GUWAHATI, India (Reuters) - Gunmen in military uniforms sprayed bullets and flung grenades into a crowded market in northeast India on Friday, killing at least 13 people in a rampage authorities blamed on a regional separatist group.
A further 15 people were wounded in the attack on the outskirts of Kokrajhar town, one of the deadliest in recent years in the state of Assam, a region with a history of sectarian and separatist bloodshed.
The assailants, one of whom was shot dead by security forces, arrived by auto-rickshaw, witnesses said.

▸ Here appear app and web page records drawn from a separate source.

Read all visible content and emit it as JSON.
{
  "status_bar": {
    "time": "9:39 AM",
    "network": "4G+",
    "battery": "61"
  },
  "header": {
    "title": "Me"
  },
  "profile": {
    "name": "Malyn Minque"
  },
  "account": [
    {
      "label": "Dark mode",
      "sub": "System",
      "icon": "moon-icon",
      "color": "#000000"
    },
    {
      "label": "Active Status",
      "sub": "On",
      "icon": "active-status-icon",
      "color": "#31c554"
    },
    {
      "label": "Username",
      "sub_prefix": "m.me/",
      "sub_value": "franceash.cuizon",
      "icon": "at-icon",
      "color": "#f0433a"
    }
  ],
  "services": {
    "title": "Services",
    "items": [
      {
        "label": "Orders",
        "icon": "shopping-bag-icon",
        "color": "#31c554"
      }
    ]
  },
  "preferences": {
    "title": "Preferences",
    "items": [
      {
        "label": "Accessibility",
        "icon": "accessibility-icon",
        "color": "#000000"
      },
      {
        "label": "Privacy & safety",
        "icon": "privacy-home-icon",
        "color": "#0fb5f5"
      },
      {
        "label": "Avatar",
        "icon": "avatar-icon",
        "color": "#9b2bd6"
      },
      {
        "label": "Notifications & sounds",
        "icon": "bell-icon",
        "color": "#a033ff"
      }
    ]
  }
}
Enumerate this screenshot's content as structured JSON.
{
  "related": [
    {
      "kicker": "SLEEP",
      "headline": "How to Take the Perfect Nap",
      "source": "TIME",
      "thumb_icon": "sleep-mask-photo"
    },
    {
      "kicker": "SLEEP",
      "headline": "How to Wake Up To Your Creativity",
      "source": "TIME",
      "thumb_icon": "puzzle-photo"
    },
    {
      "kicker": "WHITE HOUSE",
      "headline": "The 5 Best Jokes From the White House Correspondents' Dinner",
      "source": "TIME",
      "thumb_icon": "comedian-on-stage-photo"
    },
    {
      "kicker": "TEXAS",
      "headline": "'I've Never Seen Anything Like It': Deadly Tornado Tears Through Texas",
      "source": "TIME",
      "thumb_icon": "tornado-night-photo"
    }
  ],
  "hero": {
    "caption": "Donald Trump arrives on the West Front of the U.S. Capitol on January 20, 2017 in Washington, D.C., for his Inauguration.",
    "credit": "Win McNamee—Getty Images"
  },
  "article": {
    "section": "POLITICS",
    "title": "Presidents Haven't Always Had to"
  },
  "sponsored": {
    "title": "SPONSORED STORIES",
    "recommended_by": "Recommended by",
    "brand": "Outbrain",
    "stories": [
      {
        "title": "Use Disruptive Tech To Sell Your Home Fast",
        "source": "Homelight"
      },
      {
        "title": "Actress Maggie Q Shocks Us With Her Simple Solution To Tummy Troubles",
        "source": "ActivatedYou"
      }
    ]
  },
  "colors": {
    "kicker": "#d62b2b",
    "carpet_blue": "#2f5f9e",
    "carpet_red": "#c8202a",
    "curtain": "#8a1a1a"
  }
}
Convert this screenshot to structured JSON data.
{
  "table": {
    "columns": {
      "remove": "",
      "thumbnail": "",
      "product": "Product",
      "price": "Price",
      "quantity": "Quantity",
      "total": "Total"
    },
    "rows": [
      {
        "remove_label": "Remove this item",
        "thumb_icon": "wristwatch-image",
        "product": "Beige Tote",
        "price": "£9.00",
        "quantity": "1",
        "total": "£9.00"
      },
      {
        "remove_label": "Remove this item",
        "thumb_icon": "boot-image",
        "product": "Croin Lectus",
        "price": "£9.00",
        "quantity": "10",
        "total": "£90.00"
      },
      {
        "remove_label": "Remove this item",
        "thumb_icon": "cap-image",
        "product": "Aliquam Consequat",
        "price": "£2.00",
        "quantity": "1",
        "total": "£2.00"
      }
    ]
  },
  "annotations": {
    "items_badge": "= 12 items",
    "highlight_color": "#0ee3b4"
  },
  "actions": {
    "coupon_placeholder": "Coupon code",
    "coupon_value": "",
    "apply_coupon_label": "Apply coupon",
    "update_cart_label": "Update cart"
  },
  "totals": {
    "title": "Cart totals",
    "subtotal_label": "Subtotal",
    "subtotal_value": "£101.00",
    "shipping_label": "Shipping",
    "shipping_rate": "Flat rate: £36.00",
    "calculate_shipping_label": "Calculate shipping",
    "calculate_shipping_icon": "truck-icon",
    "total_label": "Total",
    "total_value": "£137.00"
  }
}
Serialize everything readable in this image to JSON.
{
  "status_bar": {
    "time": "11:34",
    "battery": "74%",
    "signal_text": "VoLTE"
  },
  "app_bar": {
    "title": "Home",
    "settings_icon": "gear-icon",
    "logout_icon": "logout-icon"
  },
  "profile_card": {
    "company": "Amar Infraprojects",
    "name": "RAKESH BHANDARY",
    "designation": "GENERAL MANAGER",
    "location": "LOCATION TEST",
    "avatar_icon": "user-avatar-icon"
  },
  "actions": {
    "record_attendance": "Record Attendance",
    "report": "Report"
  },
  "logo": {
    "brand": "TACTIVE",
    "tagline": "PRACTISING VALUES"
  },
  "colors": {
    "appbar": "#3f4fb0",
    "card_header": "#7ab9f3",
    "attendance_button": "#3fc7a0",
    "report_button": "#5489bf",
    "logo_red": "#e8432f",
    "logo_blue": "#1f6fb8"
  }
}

Troops were in pursuit of three or four others hiding in a nearby forest, Assam police chief Mukesh Sahay told reporters.
He attributed the attack - for which no one had claimed responsibility - to the outlawed National Democratic Front of Bodoland (Songbijit) group, a militant faction fighting for a separate homeland for the indigenous Bodo tribespeople.
Sahay said police had recovered an AK-47 rifle and explosives from the as yet unidentified dead gunman, as well as the assailants' three-wheeler.
A senior home ministry official in New Delhi also said preliminary reports indicated the attack was carried out by the group. "Police have launched a hunt to trace insurgents... It is a militant attack and we will be sending a team from Delhi to investigate further," the official said.
The dead included eight men and five women and several were members of the Bodo community, local senior police officer L. R. Bishnoi said.
Like much of India's remote and underdeveloped northeast, Assam has been racked by a hotchpotch of ethnic and tribal insurgencies for decades.
Prime Minister Narendra Modi's nationalist Bharatiya Janata Party (BJP) won power in Assam for the first time in May after campaigning on a promise to disenfranchise Bangladeshi Muslim immigrants while also pledging to increase spending in the state.
"This attack is intended to destabilise peace in Assam," said Himanta Biswa Sarma, the state's finance and health minister and a member of the BJP.
Violence in Assam and the wider northeast has eased as several militant groups have called ceasefires, although attacks by one community against another are not uncommon.
Militants fighting for a Bodo homeland killed at least 70 people, most of them Muslims or tea-plantation workers from other parts of India, in a series of attacks in Assam in 2014.
(Reporting by Biswajyoti Das in GUWAHATI and Rupam Jain and Tommy Wilkes in NEW DELHI; Writing by Tommy Wilkes; Editing by Christian Schmollinger and John Stonestreet)